Phil Purser runs the Just Racing website ( and is a regular contributor to PPM. His new book, of some 628 pages, has just been released. This is an extract from the book.

In the hi-tech world we live in, punters expect every skerrick of information to be placed before them in their quest to spot an elusive winner.

The penetrometer – a device used to accurately assess a track rating – has had both its admirers and its critics over time.

Long before penetrometers came on the scene, I personally felt many track ratings that were given out were incorrect. One or more of the race club committees, stewards and course curators would often engender enthusiasm in punters’ hearts by declaring a track surface “dead”, when in fact it was later that same day proven to be “slow”, as evidenced by times run in races.

The simple and probable actual happening would be that a downgrade in a track rating may well lead to a downturn in betting turnover! Accurately measured, the penetrometer gives the punting public an exact reading when it is taken on race morning.

Doomben Racecourse Manager Warren Williams has been using the penetrometer at Doomben for some time. Doomben and the Gold Coast clubs each take a penetrometer reading on race mornings. Brisbane’s other metropolitan track at Eagle Farm doesn’t use a penetrometer.

Records taken over time, in my opinion, will show penetrometers give an accurate assessment of the track rating. On rain-affected tracks of “slow” and “heavy”, I have found that horses will perform to a consistent level on the same track given similar penetrometer readings.

Penetrometer readings are unique only to the track they are taken on, due to different soil compositions of individual tracks. For instance, in the most recent Saturday meeting when both venues of Doomben and the Gold Coast raced on the same day (May 30, 2005), a “dead” track was posted by stewards at both tracks.

The Doomben penetrometer read-ing was 5.03 (with the rail out four metres the entire course), whilst at the Gold Coast, even though their track was “dead” also, their  penetrometer reading was way below Doomben’s at 4.23. The Gold Coast rail on the day was out varying distances up to eight metres.

Down south, on the same day, Rosehill raced on a “good” track with the rail out six metres and their penetrometer was 4.15. Sandown (Hillside) was Melbourne’s venue that day and they had a “good” track with the rail in the true position and yet their reading was well above Sydney’s at 4.81.

So, let’s summarise those penetrometer readings from  May 30, 2005 in the table below, to help us conclusively understand that penetrometer readings are like  fingerprints and are therefore unique to each individual track:

Gold Coast4.238mDead
Sandown (H)4.81TrueGood

It is a good idea from a punting perspective to keep a book and list the penetrometer readings and rail placements for each track you bet on and also at the end of each day to write the winners’ names down. It becomes even more relevant for future “slow” and “heavy” ratings.

The other thing to understand is that the penetrometer readings are  generally done in the 6am to 7am timeframe on race morning. If a fine day with a top of 35 degrees is forecast, naturally the track will dry out further between 6am and the first race at, say, 12.30pm.

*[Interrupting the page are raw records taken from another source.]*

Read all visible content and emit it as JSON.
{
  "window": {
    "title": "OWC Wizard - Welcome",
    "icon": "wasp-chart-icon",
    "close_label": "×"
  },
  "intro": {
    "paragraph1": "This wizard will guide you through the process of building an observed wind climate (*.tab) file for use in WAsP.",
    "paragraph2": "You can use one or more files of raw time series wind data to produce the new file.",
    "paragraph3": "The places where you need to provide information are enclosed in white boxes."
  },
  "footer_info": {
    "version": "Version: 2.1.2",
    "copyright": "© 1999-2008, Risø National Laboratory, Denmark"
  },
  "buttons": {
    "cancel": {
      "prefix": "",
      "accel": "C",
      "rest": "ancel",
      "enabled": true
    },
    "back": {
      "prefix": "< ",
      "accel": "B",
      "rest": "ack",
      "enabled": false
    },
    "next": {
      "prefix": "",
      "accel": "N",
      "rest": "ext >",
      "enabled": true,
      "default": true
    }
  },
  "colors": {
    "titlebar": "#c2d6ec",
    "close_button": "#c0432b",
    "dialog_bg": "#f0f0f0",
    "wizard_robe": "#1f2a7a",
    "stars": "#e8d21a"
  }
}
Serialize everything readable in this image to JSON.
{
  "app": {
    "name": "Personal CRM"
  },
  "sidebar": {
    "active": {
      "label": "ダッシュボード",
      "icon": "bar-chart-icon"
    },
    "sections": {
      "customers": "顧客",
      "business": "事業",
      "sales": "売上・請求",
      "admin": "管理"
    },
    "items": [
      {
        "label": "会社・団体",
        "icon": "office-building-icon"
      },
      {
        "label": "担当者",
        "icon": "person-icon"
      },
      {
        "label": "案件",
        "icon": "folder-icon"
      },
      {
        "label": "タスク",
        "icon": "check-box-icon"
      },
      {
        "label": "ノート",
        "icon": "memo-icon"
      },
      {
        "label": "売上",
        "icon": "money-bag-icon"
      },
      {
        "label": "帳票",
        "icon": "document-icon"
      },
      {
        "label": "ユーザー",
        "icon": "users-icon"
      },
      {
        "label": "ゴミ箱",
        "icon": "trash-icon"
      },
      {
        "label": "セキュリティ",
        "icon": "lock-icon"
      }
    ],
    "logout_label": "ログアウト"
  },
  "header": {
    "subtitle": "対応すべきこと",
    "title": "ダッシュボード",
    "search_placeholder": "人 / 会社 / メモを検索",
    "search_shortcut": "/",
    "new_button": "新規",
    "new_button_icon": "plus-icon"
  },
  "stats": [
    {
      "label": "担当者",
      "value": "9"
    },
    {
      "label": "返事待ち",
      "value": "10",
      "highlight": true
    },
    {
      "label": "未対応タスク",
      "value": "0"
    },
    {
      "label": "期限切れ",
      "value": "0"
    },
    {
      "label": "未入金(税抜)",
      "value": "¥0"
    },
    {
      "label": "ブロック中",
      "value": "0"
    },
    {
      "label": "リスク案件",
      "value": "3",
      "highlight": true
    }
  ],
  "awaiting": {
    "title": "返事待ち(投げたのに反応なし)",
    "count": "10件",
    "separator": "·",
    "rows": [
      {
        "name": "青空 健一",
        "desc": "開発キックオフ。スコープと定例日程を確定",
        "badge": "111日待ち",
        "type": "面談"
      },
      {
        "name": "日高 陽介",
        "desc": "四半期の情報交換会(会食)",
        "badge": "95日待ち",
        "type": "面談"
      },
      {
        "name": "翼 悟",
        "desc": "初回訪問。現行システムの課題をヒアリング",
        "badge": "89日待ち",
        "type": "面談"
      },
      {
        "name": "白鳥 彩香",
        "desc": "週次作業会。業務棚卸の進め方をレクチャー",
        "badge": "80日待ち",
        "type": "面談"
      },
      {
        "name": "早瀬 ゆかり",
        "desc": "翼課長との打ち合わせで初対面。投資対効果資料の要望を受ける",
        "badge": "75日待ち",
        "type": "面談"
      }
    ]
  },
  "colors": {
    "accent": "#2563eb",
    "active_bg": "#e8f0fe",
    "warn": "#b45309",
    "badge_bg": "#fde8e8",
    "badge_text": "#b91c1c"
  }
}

So a 4.35 penetrometer 6am raceday reading at Doomben would become probably about 4.15 if a penetrometer reading was taken before  the first race and the weather had stayed fine and was heading towards 35 degrees. 

Conversely, if showers happen during the morning or afternoon the penetrometer reading will go in the opposite direction – the margin of change being commensurate with  the amount of rain.

Track drying out is influenced by the season as well. Understandably, a summer track will dry out far quicker than a winter track.

So, what does a penetrometer look like and how does the Racecourse Manager arrive at his reading on raceday? Doomben’s Racing Manager Warren Williams kindly explains about penetrometers and I take this opportunity to publicly thank him for his input. Warren’s article reads:

Penetrometers have been used for many years to assist Racecourse Managers and Stewards with track ratings. This device comes from the road building industry where they used a device to measure the road profile prior to the final surfacing of asphalt. This device was then modified to measure soil hardness in turf.

Penetrometers are used in the thoroughbred industry by many metropolitan tracks and also some major provincial clubs. The penetrometer is constructed out of metal (stainless steel) and is currently manufactured in Melbourne.

The penetrometer description is as follows:

A one kilogram weight is released by a trigger action and falls one metre down a shaft, which in turn hits a 1cm square rod into the soil profile. The 1cm square rod has 1cm increments as the measurement for the depth the rod has entered into the soil profile. This action is undertaken three times in the one position, therefore ,giving three readings, e.g. 2.5, 4.5, 6.5.

A formula is used to calculate the reading and is based on the average figure for the entire course. To obtain this figure there are six readings taken every 200m around the course. Three of the six readings are taken 2m from the running rail and then the remaining three readings are taken 4m from the running rail. Each reading is recorded and then all figures are entered into a formula that will provide an average. This average then becomes your race day penetrometer reading and will correspond to your set ratings:

  • Fast
  • Good
  • Dead
  • Slow
  • Heavy

For example, Track – “Good”, Penetrometer reading –  4.25.

By Phil Purser